Assuming you have a stable Internet connection, whatever you write in Google Docs is saved within a few seconds. You’ll see at the top of the screen a status update along the lines of, “All changes saved in Drive.” In other words, there’s no need to click FIle > Save As, or to keep tapping Ctrl+S. To give your document a name, just click in the name field at the top left.
Tap the full-screen button found on most Chromebook keyboards, which will hide the toolbars, and using Google Docs is just like working in any traditional word processor.
Sound too good to be true? Sadly, it is.
Printing and sharing
Plug a printer into a Chromebook and not much will happen apart from a message appearing mentioning something called Google CloudPrint. You can’t print directly from a Chromebook. It boils down to this: The only way to print from a Chromebook is across the Internet to a printer attached to another computer that’s been logged-in via the Google Chrome browser. This is true even if the other computer is in the same room as you.
That’s not the only annoyance. Once you’ve finished writing, you’ll probably want to send off your copy as a Word document attached to an email. At the top right of each document is a button marked Share, which might seem to offer what’s needed, but this is designed to let you add other people to the document so you can collaborate via the Google Docs website. To get a copy of the file so you can email it along with a personal message, you’ll have to click File > Download As. The document will then be converted into a Microsoft Word file or PDF (the choice is yours), and saved to your Chromebook’s hard disk, where you can attach it to an email like you would on any other computer.
Dealing with documents sent to you via email — as you might do repeatedly when working on a document during the editing phase — is equally tricky. If you use Gmail there will be an option to import the file to Google Docs, but not if you’re using Microsoft, Yahoo or any other email service. In that case you’ll have to download the file again to your Chromebook’s hard disk, then open it for editing and click File > Save As Google Docs.
The whole process is confusing and long-winded — and that’s before we discuss the difficulties of dealing with zip files, which can quite frankly be baffling.
Other online services
Google isn’t the only show in town when it comes to online office suites and the strongest competition is provided by Microsoft. It offers free online versions of its core Office apps, including Word. Just visit http://onedrive.live.com and login with your Microsoft account, which you may already have if you use an Xbox games console or have an Outlook.com/Hotmail/Live.com email account.
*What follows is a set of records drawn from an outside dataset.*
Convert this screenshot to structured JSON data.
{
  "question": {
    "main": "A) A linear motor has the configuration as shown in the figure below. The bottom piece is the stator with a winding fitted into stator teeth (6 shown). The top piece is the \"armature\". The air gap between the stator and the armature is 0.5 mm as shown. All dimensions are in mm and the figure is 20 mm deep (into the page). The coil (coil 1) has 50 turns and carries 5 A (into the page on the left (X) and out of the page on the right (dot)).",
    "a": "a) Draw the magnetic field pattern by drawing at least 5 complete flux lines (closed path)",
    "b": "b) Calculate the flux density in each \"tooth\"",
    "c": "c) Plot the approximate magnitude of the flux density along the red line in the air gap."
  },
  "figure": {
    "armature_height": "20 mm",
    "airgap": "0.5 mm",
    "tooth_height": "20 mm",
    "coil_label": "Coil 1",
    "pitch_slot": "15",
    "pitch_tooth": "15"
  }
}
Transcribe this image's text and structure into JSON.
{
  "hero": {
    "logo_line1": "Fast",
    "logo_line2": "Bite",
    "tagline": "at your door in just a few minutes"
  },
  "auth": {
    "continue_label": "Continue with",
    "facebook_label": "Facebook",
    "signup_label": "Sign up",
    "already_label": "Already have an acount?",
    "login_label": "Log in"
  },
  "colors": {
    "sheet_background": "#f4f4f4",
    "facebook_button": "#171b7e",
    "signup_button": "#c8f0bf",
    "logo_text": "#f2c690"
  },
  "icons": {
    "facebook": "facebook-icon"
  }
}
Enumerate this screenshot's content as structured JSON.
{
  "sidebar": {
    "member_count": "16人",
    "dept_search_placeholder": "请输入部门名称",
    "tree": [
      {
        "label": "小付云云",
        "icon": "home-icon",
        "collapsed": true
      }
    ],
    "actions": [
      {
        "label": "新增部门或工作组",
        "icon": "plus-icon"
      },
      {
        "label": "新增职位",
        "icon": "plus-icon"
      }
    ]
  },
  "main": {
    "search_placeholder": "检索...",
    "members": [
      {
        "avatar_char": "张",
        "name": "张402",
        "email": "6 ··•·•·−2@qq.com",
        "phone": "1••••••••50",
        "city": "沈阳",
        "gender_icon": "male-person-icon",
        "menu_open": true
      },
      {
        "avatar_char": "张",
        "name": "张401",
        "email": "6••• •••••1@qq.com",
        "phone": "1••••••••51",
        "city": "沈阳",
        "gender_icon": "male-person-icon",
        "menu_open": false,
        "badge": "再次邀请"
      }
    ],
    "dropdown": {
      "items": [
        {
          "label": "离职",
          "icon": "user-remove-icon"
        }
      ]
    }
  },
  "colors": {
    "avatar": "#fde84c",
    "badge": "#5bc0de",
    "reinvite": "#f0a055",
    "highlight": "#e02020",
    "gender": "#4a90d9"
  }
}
If not, creating an account is free of charge. Again you can access the online Office apps from any computer and not just a Chromebook, so can try-out using them for your work before investing in a Chromebook.
Like Google Docs, the online Office apps also save to cloud storage but this time it’s Microsoft’s own OneDrive (and it should be obvious that the various cloud services are mutually incompatible). Coupled to an Outlook.com email address, which are also free to those who haven’t already got one, this arguably offers the best toolkit for a writer using a Chromebook — documents sent to an Outlook.com email address can be opened in the online version of Word, where they’ll automatically be saved to your OneDrive. However, once edited, you’ll still need to download them to your Chromebook’s disk and then reattach them to your reply via OneDrive because, like Google, Microsoft enforces online collaboration as the chief method of sharing files. This is likely to perplex most editors.
Working within Microsoft’s empire also keeps documents in Word format and avoids converting the document to and from Google Docs format, which is sure to corrupt the layout sooner rather than later. There’s still the issue with getting files out of zip archives, however, and I experienced a few crashes.